Does anyone seriously think that 4+ years of competent leadership should portend market doom? Why do those who profit the most complain the most? How much agitation from the business class is simple stupid theater– made in the attempt to buy time, while they transform themselves? Wouldn’t this be the best strategy for any business? Frankly, I have no idea. But they do complain a lot as they ape patriotic and shoot their bang-bangs..
Business-school types are opaque to me. While I was reading Plato, what were they were doing? I remember some. They had computers earlier, and they knew their destinies were plugged to the “economy” somehow. Two listened to Paul Harvey for kicks. When I saw them do that, I thought they were insane. I taught MBA students qualitative research methods. They made competent slide shows of their explorations. They were alright, but when I mentioned that the stock market is the center of a belief system– a totem– I was greeted with resistance.

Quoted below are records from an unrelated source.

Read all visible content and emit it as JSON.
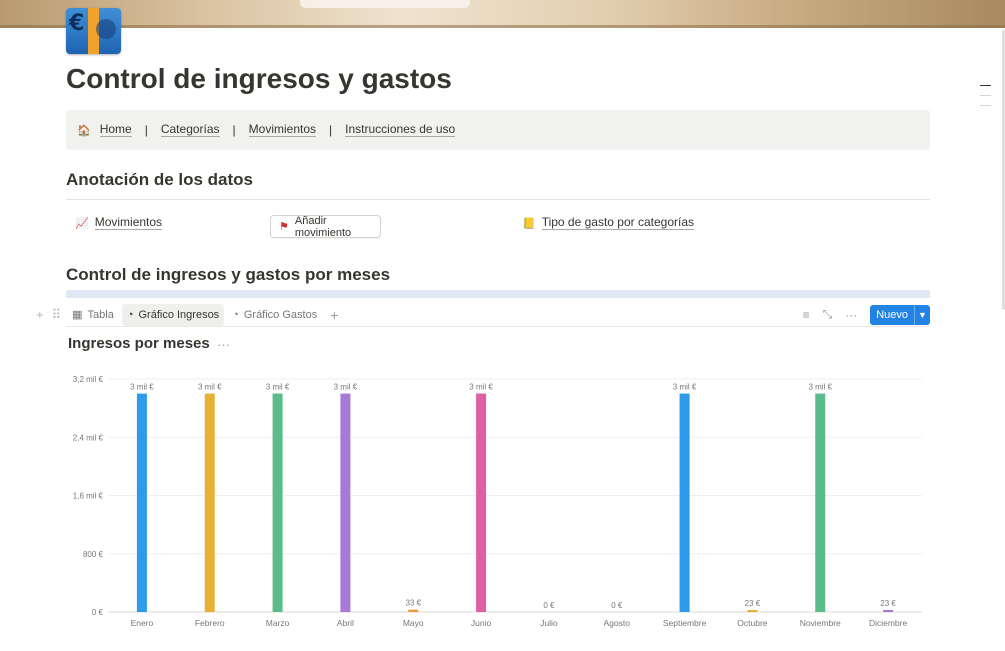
{
  "page": {
    "title": "Control de ingresos y gastos",
    "icon": "euro-banknote-icon"
  },
  "nav": {
    "items": [
      {
        "label": "Home",
        "icon": "house-icon"
      },
      {
        "label": "Categorías"
      },
      {
        "label": "Movimientos"
      },
      {
        "label": "Instrucciones de uso"
      }
    ],
    "separator": "|"
  },
  "anotacion": {
    "heading": "Anotación de los datos",
    "movimientos_link": "Movimientos",
    "add_button": "Añadir movimiento",
    "tipo_gasto_link": "Tipo de gasto por categorías"
  },
  "section": {
    "heading": "Control de ingresos y gastos por meses"
  },
  "views": {
    "tabs": [
      {
        "label": "Tabla",
        "icon": "table-icon",
        "active": false
      },
      {
        "label": "Gráfico Ingresos",
        "icon": "chart-icon",
        "active": true
      },
      {
        "label": "Gráfico Gastos",
        "icon": "chart-icon",
        "active": false
      }
    ],
    "new_button": "Nuevo",
    "accent_color": "#2383e2"
  },
  "chart_title": "Ingresos por meses",
  "chart_data": {
    "type": "bar",
    "title": "Ingresos por meses",
    "categories": [
      "Enero",
      "Febrero",
      "Marzo",
      "Abril",
      "Mayo",
      "Junio",
      "Julio",
      "Agosto",
      "Septiembre",
      "Octubre",
      "Noviembre",
      "Diciembre"
    ],
    "values": [
      3000,
      3000,
      3000,
      3000,
      33,
      3000,
      0,
      0,
      3000,
      23,
      3000,
      23
    ],
    "data_labels": [
      "3 mil €",
      "3 mil €",
      "3 mil €",
      "3 mil €",
      "33 €",
      "3 mil €",
      "0 €",
      "0 €",
      "3 mil €",
      "23 €",
      "3 mil €",
      "23 €"
    ],
    "colors": [
      "#2e9bea",
      "#e8b136",
      "#59bd8b",
      "#a77ad6",
      "#ef9a3d",
      "#df5fa4",
      "#9b9a97",
      "#9b9a97",
      "#2e9bea",
      "#e8b136",
      "#59bd8b",
      "#a77ad6"
    ],
    "yticks": [
      0,
      800,
      1600,
      2400,
      3200
    ],
    "ytick_labels": [
      "0 €",
      "800 €",
      "1,6 mil €",
      "2,4 mil €",
      "3,2 mil €"
    ],
    "ylim": [
      0,
      3200
    ],
    "grid": true
  }
}
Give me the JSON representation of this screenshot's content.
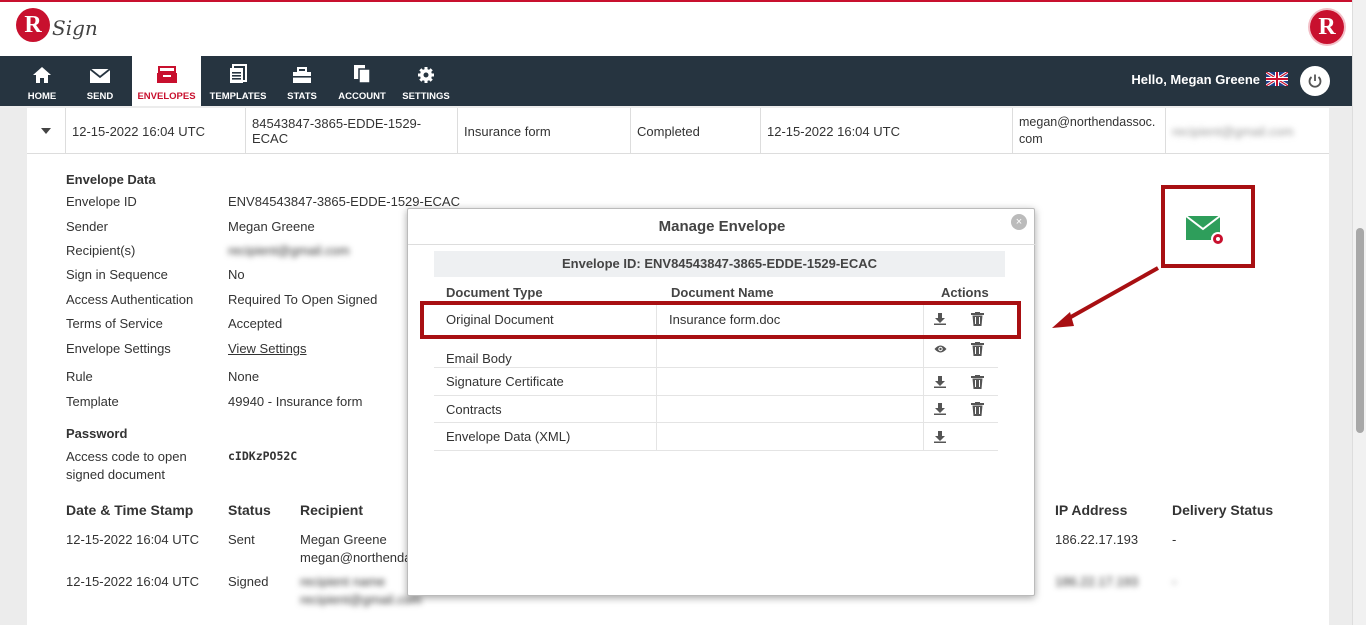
{
  "brand": {
    "logo_letter": "R",
    "logo_text": "Sign",
    "right_logo_letter": "R"
  },
  "nav": {
    "items": [
      {
        "label": "HOME"
      },
      {
        "label": "SEND"
      },
      {
        "label": "ENVELOPES"
      },
      {
        "label": "TEMPLATES"
      },
      {
        "label": "STATS"
      },
      {
        "label": "ACCOUNT"
      },
      {
        "label": "SETTINGS"
      }
    ],
    "active": "ENVELOPES",
    "greeting": "Hello, Megan Greene"
  },
  "envelope_row": {
    "created": "12-15-2022 16:04 UTC",
    "envelope_code": "84543847-3865-EDDE-1529-ECAC",
    "subject": "Insurance form",
    "status": "Completed",
    "updated": "12-15-2022 16:04 UTC",
    "sender_email": "megan@northendassoc. com",
    "recipient_email": "recipient@gmail.com"
  },
  "envelope_data": {
    "heading": "Envelope Data",
    "fields": [
      {
        "label": "Envelope ID",
        "value": "ENV84543847-3865-EDDE-1529-ECAC"
      },
      {
        "label": "Sender",
        "value": "Megan Greene"
      },
      {
        "label": "Recipient(s)",
        "value": "recipient@gmail.com"
      },
      {
        "label": "Sign in Sequence",
        "value": "No"
      },
      {
        "label": "Access Authentication",
        "value": "Required To Open Signed"
      },
      {
        "label": "Terms of Service",
        "value": "Accepted"
      },
      {
        "label": "Envelope Settings",
        "value": "View Settings"
      },
      {
        "label": "Rule",
        "value": "None"
      },
      {
        "label": "Template",
        "value": "49940 - Insurance form"
      }
    ],
    "password_heading": "Password",
    "access_code_label": "Access code to open signed document",
    "access_code_value": "cIDKzPO52C"
  },
  "history": {
    "headers": {
      "date": "Date & Time Stamp",
      "status": "Status",
      "recipient": "Recipient",
      "ip": "IP Address",
      "delivery": "Delivery Status"
    },
    "rows": [
      {
        "date": "12-15-2022 16:04 UTC",
        "status": "Sent",
        "recipient_name": "Megan Greene",
        "recipient_email": "megan@northenda",
        "ip": "186.22.17.193",
        "delivery": "-"
      },
      {
        "date": "12-15-2022 16:04 UTC",
        "status": "Signed",
        "recipient_name": "recipient name",
        "recipient_email": "recipient@gmail.com",
        "ip": "186.22.17.193",
        "delivery": "-"
      }
    ]
  },
  "modal": {
    "title": "Manage Envelope",
    "close_glyph": "×",
    "envelope_id_text": "Envelope ID: ENV84543847-3865-EDDE-1529-ECAC",
    "headers": {
      "type": "Document Type",
      "name": "Document Name",
      "actions": "Actions"
    },
    "rows": [
      {
        "type": "Original Document",
        "name": "Insurance form.doc",
        "actions": [
          "download-icon",
          "trash-icon"
        ]
      },
      {
        "type": "Email Body",
        "name": "",
        "actions": [
          "eye-icon",
          "trash-icon"
        ]
      },
      {
        "type": "Signature Certificate",
        "name": "",
        "actions": [
          "download-icon",
          "trash-icon"
        ]
      },
      {
        "type": "Contracts",
        "name": "",
        "actions": [
          "download-icon",
          "trash-icon"
        ]
      },
      {
        "type": "Envelope Data (XML)",
        "name": "",
        "actions": [
          "download-icon"
        ]
      }
    ]
  },
  "colors": {
    "brand_red": "#c8102e",
    "nav_bg": "#263440",
    "highlight": "#a80f12",
    "envelope_green": "#2e9e5b"
  }
}
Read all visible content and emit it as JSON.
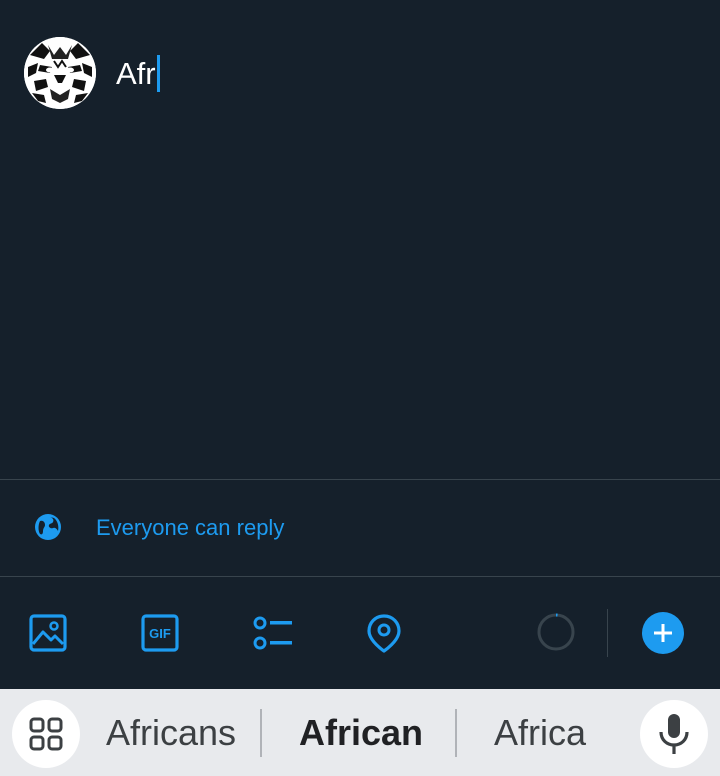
{
  "compose": {
    "text": "Afr",
    "avatar_alt": "tiger-avatar"
  },
  "reply_settings": {
    "label": "Everyone can reply",
    "icon": "globe-icon"
  },
  "toolbar": {
    "tools": [
      "image-icon",
      "gif-icon",
      "poll-icon",
      "location-icon"
    ],
    "gif_label": "GIF",
    "character_progress": 0.0,
    "add_icon": "plus-icon"
  },
  "keyboard": {
    "suggestions": [
      "Africans",
      "African",
      "Africa"
    ],
    "selected_suggestion": "African",
    "left_icon": "apps-grid-icon",
    "right_icon": "microphone-icon"
  },
  "colors": {
    "background": "#15202b",
    "accent": "#1d9bf0",
    "divider": "#38444d",
    "keyboard_bg": "#e8eaed"
  }
}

I still don’t know what the stock market is; and I surely don’t expect it to provide fair return to working people (a class to which I still identify, although nearly everything in my life speaks otherwise). This is the source of some cognitive dissonance. I feel often that the earth beneath my feet is shifting– something the Christian theologians in the 20th century attributed to the loss of god, anthropologist to the condition of colonialism and modernity, but which business people find to be the source of dynamism – or so they say.
So many voices speak from many directions. The key now is to identify their orientation and explain their thoughts in terms of their school of thought. Obviously, there is no right view of the market. But everyone is very persuasive. Maybe business school students were learning to hear and decipher these voices.
(I hope it doesn’t disappear now that I’ve got a suitable, practical handle on the purpose– tautological and absurd– to help people raise capital).